WASHINGTON (CBSDC) – Bank of America is looking to the future with the connection between smart phones and bank accounts by a testing a new techy method of payment.

The bank is testing a technology already being used in Asia which allows customers to pay for items at store registers by scanning an image with their smartphones, according to an NBC report. Tests are being conducted in the banks hometown of Charlotte, where Bank of America launched its pilot program last week with five different merchants.

Of course, just because they’re testing it out doesn’t mean the company has a lock on the future of mobile payment. Bank of America also ran trials with Near Field Communication technology, using a chip installed in the phone that transmits a radio signal when waved or tapped at a device near the cash register, according to the report. The main issue with this technology of course is if your phone is stolen from you, the thief has direct access to your bank account.

Currently the program is partnered with a startup called Paydiant and is functioning with iPhones and phones utilizing the Android operating system. The trial is set to last three months and is strictly restricted to bank employees, eliminating the hazard of phone theft for the time being.

A Bank of America spokesperson wouldn’t comment which company – Paydiant or NFC – the bank is leaning towards using but the latter took a huge hit when Apple decided not to embed their chips in the iPhone 5.

The technology may not be right for the U.S. yet, but worldwide mobile payments are expected to exceed $171 billion in 2012, says the consulting firm Gartner.

Progressive companies like Starbucks already have smart phone gift cards which use scannable bar codes for method of payment. The technology is there, it’s just a matter of selecting the appropriate kind to make customers feel secure before we take yet another giant step into the future with our everyday lives.


Leave a Reply

Please log in using one of these methods to post your comment:

Google+ photo

You are commenting using your Google+ account. Log Out /  Change )

Twitter picture

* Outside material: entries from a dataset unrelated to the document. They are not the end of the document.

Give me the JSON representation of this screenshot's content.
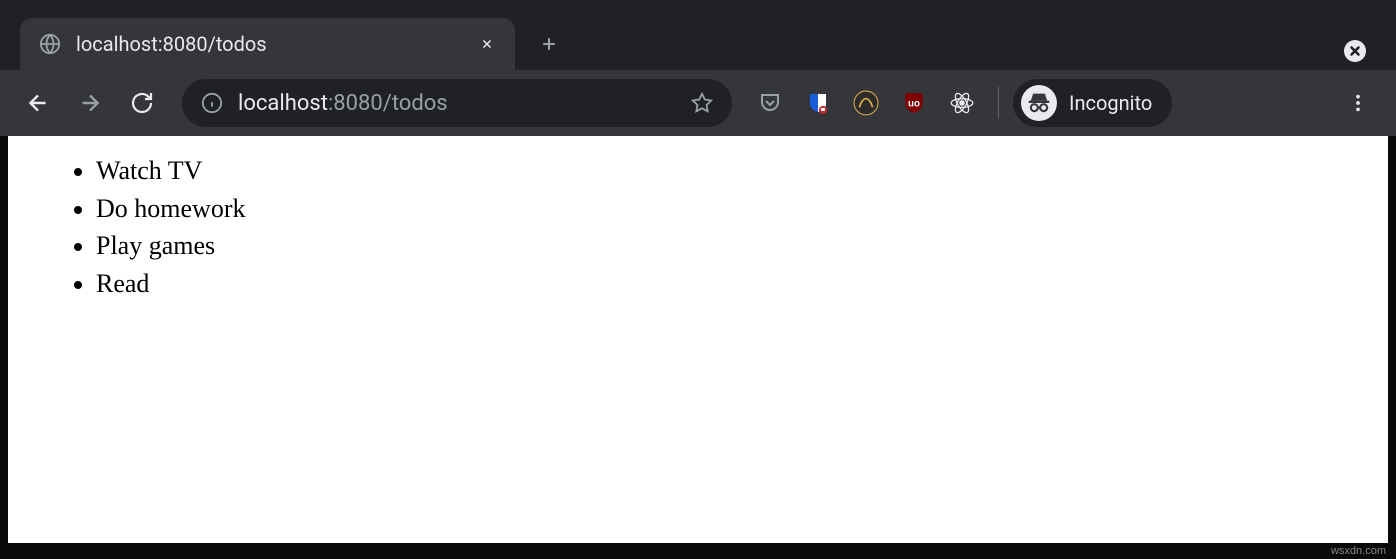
{
  "tab": {
    "title": "localhost:8080/todos"
  },
  "omnibox": {
    "host": "localhost",
    "path": ":8080/todos"
  },
  "incognito": {
    "label": "Incognito"
  },
  "page": {
    "todos": [
      "Watch TV",
      "Do homework",
      "Play games",
      "Read"
    ]
  },
  "watermark": "wsxdn.com"
}
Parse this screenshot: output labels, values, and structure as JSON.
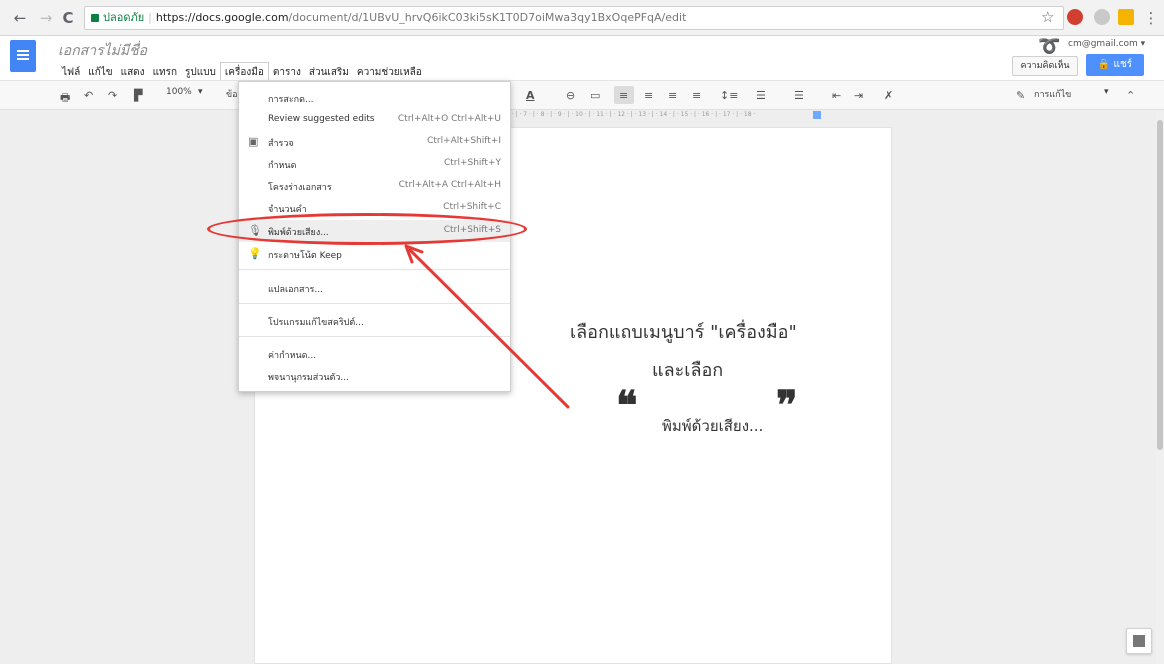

You are commenting using your Twitter account. Log Out /  Change )

Facebook photo

You are commenting using your Facebook account. Log Out /  Change )


Connecting to %s

Listen Live